Although Korean writing today is almost entirely Hangul exclusive (–專用, 한글전용), examples of Hanja (漢字, 한자) and Classical Chinese (漢文, 한문) occasionally still pop up in popular press. Above is a photo that has been spreading of a F-15K “Slam Eagle” fighter jet taken after a joint US-Korea exercise on November 19. The fighter jet is decorated with the phrase, “枕戈待敵 刻骨延坪(침과대적 각골연평).” It translates to “Lying with a spear and waiting for the enemy, never forget Yeongpyeong Island!” (Or literally, “carve on the bone, ‘Yeongpyeong.'”) The phrase was composed by Choi Chagyu (崔且圭, 최차규, 1956-), the current Air Force Chief of Staff. It is in reference to the shelling of Yeongpyeong Island, an island off the western coast of the peninsula, that occurred four years ago on November 23, 2010. The shelling resulted in the four deaths and twenty-one casualties, some of whom were civilians. The first four characters are taken out of Book of the Southern Qi Dynasty (南齊書, 남제서).

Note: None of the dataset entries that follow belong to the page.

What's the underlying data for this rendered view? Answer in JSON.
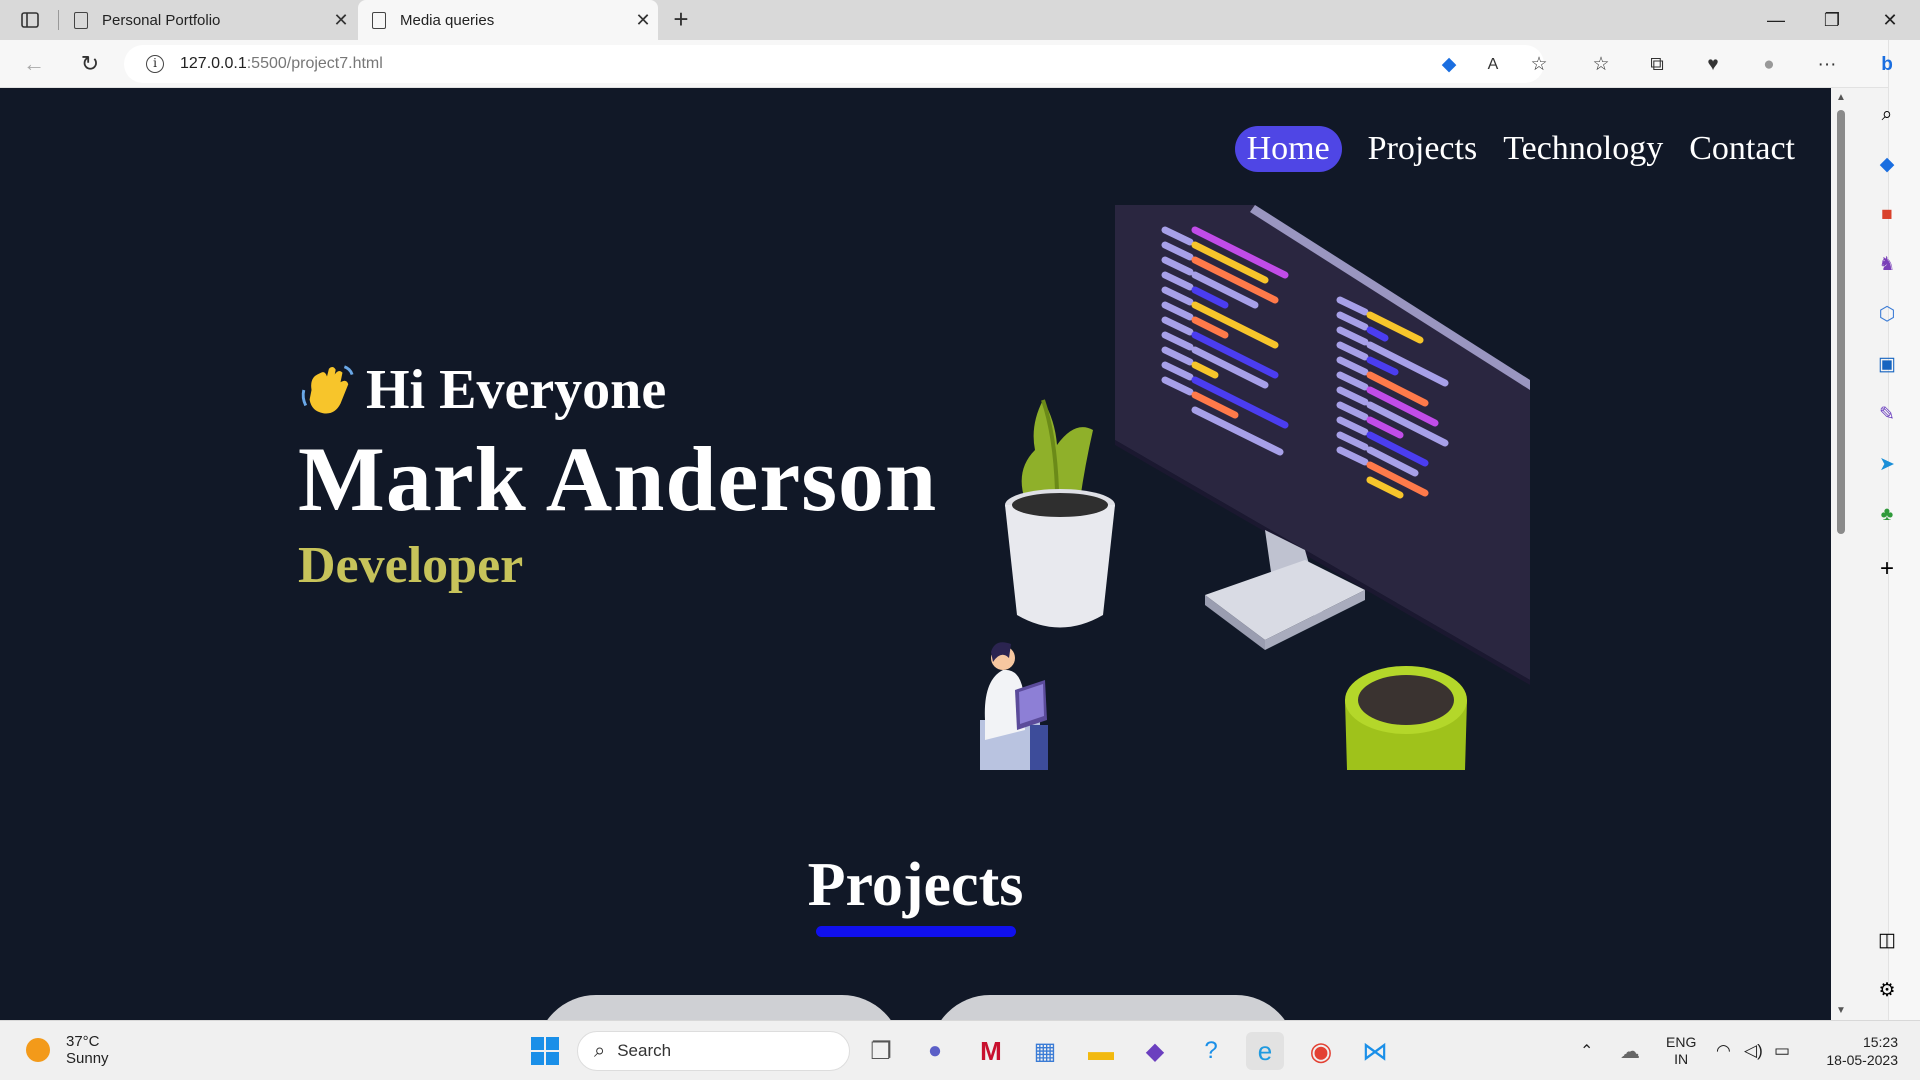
{
  "browser": {
    "tabs": [
      {
        "title": "Personal Portfolio",
        "active": false
      },
      {
        "title": "Media queries",
        "active": true
      }
    ],
    "url_host": "127.0.0.1",
    "url_path": ":5500/project7.html"
  },
  "page": {
    "nav": [
      "Home",
      "Projects",
      "Technology",
      "Contact"
    ],
    "greeting": "Hi Everyone",
    "name": "Mark Anderson",
    "role": "Developer",
    "projects_heading": "Projects",
    "colors": {
      "background": "#111827",
      "active_nav": "#4f46e5",
      "role": "#c7c35a",
      "underline": "#1010ee"
    }
  },
  "taskbar": {
    "temperature": "37°C",
    "condition": "Sunny",
    "search_placeholder": "Search",
    "language": "ENG",
    "region": "IN",
    "time": "15:23",
    "date": "18-05-2023"
  }
}
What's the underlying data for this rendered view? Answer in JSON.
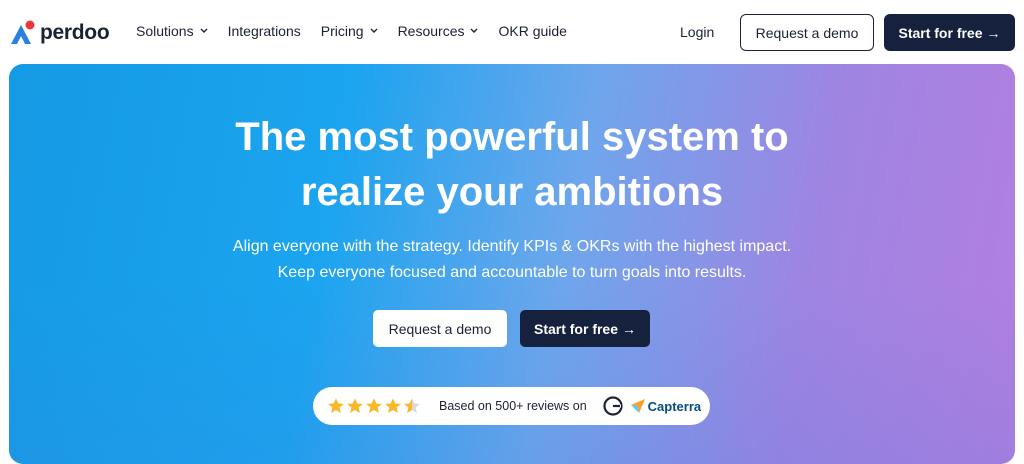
{
  "header": {
    "logo_text": "perdoo",
    "nav": [
      {
        "label": "Solutions",
        "has_dropdown": true
      },
      {
        "label": "Integrations",
        "has_dropdown": false
      },
      {
        "label": "Pricing",
        "has_dropdown": true
      },
      {
        "label": "Resources",
        "has_dropdown": true
      },
      {
        "label": "OKR guide",
        "has_dropdown": false
      }
    ],
    "login_label": "Login",
    "demo_label": "Request a demo",
    "start_label": "Start for free",
    "start_arrow": "→"
  },
  "hero": {
    "headline_line1": "The most powerful system to",
    "headline_line2": "realize your ambitions",
    "sub_line1": "Align everyone with the strategy. Identify KPIs & OKRs with the highest impact.",
    "sub_line2": "Keep everyone focused and accountable to turn goals into results.",
    "demo_label": "Request a demo",
    "start_label": "Start for free",
    "start_arrow": "→"
  },
  "reviews": {
    "rating": 4.5,
    "max_rating": 5,
    "text": "Based on 500+ reviews on",
    "g2_icon": "g2-icon",
    "capterra_label": "Capterra"
  },
  "colors": {
    "brand_dark": "#15213d",
    "gradient_start": "#159ae4",
    "gradient_end": "#b27fdf",
    "star": "#f6b928",
    "capterra": "#044d80"
  }
}
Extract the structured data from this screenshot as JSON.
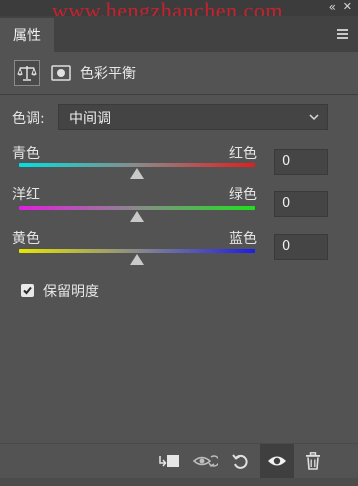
{
  "watermark": "www.hengzhanchen.com",
  "window": {
    "collapse_glyph": "«",
    "close_glyph": "✕"
  },
  "panel": {
    "tab_label": "属性",
    "menu_icon": "panel-menu-icon"
  },
  "adjustment": {
    "title": "色彩平衡",
    "icons": [
      "balance-scale-icon",
      "layer-mask-icon"
    ]
  },
  "tone": {
    "label": "色调:",
    "value": "中间调"
  },
  "sliders": [
    {
      "left_label": "青色",
      "right_label": "红色",
      "value": "0",
      "level": 0,
      "gradient": [
        "#00e1e1",
        "#e11e1e"
      ]
    },
    {
      "left_label": "洋红",
      "right_label": "绿色",
      "value": "0",
      "level": 0,
      "gradient": [
        "#e11ee1",
        "#1ee11e"
      ]
    },
    {
      "left_label": "黄色",
      "right_label": "蓝色",
      "value": "0",
      "level": 0,
      "gradient": [
        "#e6e600",
        "#1e1ee6"
      ]
    }
  ],
  "preserve_luminosity": {
    "label": "保留明度",
    "checked": true
  },
  "bottom_toolbar": {
    "buttons": [
      "clip-to-layer-icon",
      "view-previous-state-icon",
      "reset-icon",
      "visibility-eye-icon",
      "trash-icon"
    ],
    "active": "visibility-eye-icon"
  }
}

A few of the comments on Korean social media complained that non-Koreans will confuse the airplane for that of the Chinese Air Force or that Hangul should have been used. Fortunately, others have rebutted that the Chinese Air Force would have used simplified, that Hanja is just as part of Korean culture, or that it would take a lot longer to write the same meaning in Hangul. Regarding the first assertion, I would like to add that most non-East Asians will confuse the Yin-Yang (陰陽, 음양), which appears prominently on the Korean flag and is in the roundel of the Korean Air Force along with the tetragram for heaven ☰ (乾, 건) as seen in the photo, for a Chinese-only symbol anyway. Therefore, such arguments are pointless and nothing more than a sign of insecurity.
- 실전적 훈련 의지 다지는 최차규 공군참모총장 (중앙일보)